Tennessee is one of the fastest growing states in the nation, and explosive growth in Middle Tennessee is having a major impact on local waterways, including and especially the Duck River. Population and industry growth has led to extreme development pressures, and local water utilities are trying to dramatically increase the amount of water they withdraw from the Duck. Inadequate long-term management and unsustainable overconsumption of water from the Duck threatens to drain the river during periods of low flow and drought, putting the river’s aquatic inhabitants at risk and threatening long-term water supply for local communities.   

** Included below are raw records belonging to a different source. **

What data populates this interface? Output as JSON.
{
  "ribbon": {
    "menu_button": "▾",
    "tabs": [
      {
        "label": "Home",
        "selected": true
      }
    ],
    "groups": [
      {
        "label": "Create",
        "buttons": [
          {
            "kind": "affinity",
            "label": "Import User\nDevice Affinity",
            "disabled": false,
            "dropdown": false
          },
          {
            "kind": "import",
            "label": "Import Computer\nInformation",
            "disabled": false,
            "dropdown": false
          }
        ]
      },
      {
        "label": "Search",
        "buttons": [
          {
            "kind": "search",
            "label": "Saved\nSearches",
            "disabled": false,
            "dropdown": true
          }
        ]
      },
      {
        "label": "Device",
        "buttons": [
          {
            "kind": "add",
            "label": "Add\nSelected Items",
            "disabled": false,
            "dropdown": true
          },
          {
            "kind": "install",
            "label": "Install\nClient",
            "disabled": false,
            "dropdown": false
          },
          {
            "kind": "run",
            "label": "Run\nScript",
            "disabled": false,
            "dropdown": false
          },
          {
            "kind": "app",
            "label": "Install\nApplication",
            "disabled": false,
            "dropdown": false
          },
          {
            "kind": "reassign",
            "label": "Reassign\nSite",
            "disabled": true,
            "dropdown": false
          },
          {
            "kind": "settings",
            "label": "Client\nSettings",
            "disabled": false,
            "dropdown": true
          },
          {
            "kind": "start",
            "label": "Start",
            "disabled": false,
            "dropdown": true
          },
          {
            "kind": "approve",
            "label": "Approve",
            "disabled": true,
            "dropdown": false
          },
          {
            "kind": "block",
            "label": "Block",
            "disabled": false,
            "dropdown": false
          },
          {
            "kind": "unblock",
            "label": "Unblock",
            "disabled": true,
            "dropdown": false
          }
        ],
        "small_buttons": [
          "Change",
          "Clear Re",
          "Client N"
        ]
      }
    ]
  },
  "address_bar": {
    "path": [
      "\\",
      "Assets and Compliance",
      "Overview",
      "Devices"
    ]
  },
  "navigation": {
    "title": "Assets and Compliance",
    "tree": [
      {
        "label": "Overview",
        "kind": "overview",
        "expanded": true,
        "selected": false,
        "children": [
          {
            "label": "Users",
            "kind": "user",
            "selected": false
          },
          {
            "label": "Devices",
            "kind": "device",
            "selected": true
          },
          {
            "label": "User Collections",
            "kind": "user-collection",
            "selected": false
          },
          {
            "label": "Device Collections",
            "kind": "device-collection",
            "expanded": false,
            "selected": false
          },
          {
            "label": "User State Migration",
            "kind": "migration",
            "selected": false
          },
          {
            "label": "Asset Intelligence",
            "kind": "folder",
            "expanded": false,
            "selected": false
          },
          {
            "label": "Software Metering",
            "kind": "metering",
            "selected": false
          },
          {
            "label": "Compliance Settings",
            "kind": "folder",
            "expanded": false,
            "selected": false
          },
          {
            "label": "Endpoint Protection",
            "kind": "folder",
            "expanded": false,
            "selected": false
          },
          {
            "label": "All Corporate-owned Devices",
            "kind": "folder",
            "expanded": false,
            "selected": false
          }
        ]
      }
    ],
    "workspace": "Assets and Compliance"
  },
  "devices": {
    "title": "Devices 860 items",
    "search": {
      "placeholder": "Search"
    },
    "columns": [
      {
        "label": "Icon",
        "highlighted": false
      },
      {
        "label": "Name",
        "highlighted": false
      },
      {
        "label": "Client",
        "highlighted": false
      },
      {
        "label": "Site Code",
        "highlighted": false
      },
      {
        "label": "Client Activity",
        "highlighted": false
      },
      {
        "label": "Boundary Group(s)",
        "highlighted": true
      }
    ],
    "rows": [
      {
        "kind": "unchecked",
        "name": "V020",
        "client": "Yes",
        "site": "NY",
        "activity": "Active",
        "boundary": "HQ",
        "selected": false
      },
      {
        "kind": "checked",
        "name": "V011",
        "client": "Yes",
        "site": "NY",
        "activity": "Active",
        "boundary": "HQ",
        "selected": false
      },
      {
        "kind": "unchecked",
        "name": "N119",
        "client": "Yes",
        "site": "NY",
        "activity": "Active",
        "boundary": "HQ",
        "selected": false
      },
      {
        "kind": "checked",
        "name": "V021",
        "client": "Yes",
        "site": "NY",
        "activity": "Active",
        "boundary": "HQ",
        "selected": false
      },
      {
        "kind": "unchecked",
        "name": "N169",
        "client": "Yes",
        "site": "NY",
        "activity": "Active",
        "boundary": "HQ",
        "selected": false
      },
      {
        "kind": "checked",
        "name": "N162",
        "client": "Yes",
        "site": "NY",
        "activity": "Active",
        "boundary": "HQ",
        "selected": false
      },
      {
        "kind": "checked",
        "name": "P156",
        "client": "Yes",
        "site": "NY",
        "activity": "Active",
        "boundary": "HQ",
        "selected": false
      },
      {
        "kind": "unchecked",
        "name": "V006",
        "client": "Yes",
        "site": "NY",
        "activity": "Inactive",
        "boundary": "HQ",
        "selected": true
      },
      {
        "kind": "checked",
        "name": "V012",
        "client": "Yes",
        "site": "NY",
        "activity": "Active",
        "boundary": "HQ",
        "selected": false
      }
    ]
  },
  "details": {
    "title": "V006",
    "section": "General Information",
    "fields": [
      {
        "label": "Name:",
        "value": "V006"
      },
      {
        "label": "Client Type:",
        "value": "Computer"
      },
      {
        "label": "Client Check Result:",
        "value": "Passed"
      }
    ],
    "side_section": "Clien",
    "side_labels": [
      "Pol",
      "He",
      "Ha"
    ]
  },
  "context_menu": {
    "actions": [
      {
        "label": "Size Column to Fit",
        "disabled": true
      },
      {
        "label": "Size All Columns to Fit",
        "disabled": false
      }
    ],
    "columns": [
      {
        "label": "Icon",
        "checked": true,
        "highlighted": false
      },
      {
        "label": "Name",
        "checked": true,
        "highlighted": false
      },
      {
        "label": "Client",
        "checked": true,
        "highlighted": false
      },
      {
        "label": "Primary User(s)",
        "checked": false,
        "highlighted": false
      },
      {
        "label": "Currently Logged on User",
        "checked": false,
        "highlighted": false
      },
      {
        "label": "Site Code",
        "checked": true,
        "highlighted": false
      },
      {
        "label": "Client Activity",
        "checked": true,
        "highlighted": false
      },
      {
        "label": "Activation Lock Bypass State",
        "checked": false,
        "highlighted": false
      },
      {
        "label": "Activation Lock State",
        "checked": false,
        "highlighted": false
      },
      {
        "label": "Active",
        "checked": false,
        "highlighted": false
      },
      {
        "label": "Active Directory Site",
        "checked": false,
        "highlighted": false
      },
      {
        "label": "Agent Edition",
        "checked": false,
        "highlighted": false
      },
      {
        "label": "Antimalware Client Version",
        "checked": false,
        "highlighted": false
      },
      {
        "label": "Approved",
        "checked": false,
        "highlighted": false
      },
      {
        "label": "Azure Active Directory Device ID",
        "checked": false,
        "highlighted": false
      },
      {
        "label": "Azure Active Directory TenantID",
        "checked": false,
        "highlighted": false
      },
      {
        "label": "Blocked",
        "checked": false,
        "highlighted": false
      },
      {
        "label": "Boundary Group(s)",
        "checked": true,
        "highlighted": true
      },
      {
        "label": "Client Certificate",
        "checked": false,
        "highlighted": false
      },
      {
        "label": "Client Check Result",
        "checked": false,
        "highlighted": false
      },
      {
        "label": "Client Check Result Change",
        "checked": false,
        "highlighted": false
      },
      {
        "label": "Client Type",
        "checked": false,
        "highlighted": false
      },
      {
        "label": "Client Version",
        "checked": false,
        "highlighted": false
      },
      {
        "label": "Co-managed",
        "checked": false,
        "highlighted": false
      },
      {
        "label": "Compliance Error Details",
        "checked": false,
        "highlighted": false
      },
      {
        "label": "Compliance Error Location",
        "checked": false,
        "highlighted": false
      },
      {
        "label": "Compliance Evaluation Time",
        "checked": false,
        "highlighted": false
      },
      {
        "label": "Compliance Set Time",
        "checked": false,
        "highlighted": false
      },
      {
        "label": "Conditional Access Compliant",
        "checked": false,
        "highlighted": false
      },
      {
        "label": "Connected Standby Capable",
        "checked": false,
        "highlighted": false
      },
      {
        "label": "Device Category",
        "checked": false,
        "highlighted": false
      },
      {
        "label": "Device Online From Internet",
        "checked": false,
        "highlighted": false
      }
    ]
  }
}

“Right now, we’re on a collision course. This river is our lifeblood, but poorly planned growth will suck the river dry. The good news is, we can change course and wisely manage our water to protect the river, our economy, and quality of life,” said Grace Stranch, CEO of Harpeth Conservancy. 

American Rivers and partners call on Tennessee Governor Bill Lee to protect the Duck River by convening a technical working group to develop a comprehensive water use plan and by securing funding for much-needed studies to understand the flow needs of the river. These steps can help ensure the river’s long-term health for communities and aquatic species. 

The Duck River flows 269 miles through seven counties in Middle Tennessee. It is one of the top three most biodiverse rivers in the world, home to 22 aquatic snail species, 56 mussel species and 151 fish species. Many species in the Duck are federally listed as endangered or threatened, including some whose only remaining viable populations are found in the river. 

The annual America’s Most Endangered Rivers® report is a list of rivers at a crossroads, where key decisions in the coming months will determine the rivers’ fates. Over the years, the report has helped spur many successes including the removal of outdated dams, the protection of rivers with Wild and Scenic designations, and the prevention of harmful development and pollution.    

In recent years, other rivers in the region have been listed as most endangered due to toxic chemical pollution, sewage pollution and excessive water withdrawals. They include the Mississippi River in 2022, and the Holston River and Harpeth River, both listed in 2015.     

American Rivers reviews nominations for America’s Most Endangered Rivers® from local groups and individuals across the country, and selects rivers based on three criteria:  

  1. The river’s significance to people and wildlife 
  2. The magnitude of the threat to the river and communities, especially in light of climate change and environmental injustice 
  3. A decision in the next 12 months that the public can influence 

America’s Most Endangered Rivers® of 2024 

#1: Rivers of New Mexico   
Threat: Loss of federal clean water protections  

#2: Big Sunflower and Yazoo Rivers (MS) 
Threat: Yazoo Pumps project threatens wetlands  

#3: Duck River (TN)  
Threat: Excessive water use   

#4: Santa Cruz River (AZ, Mexico)  
Threat: Water scarcity, climate change  

#5 Little Pee Dee River (NC, SC) 
Threat: Harmful development, highway construction  

#6 Farmington River (CT, MA) 
Threat: Hydro dam  

#7: Trinity River (CA)  
Threat: Outdated water management  

#8: Kobuk River (AK) 
Threat: Road construction, mining  

#9 Tijuana River (CA, Mexico) 
Threat: Pollution  

#10: Blackwater River (WV) 
Threat: Highway development  

About American Rivers 
American Rivers is championing a national effort to protect and restore all rivers, from remote mountain streams to urban waterways. Healthy rivers provide people and nature with clean, abundant water and natural habitat. For 50 years, American Rivers staff, supporters, and partners have shared a common belief: Life Depends on RiversSM.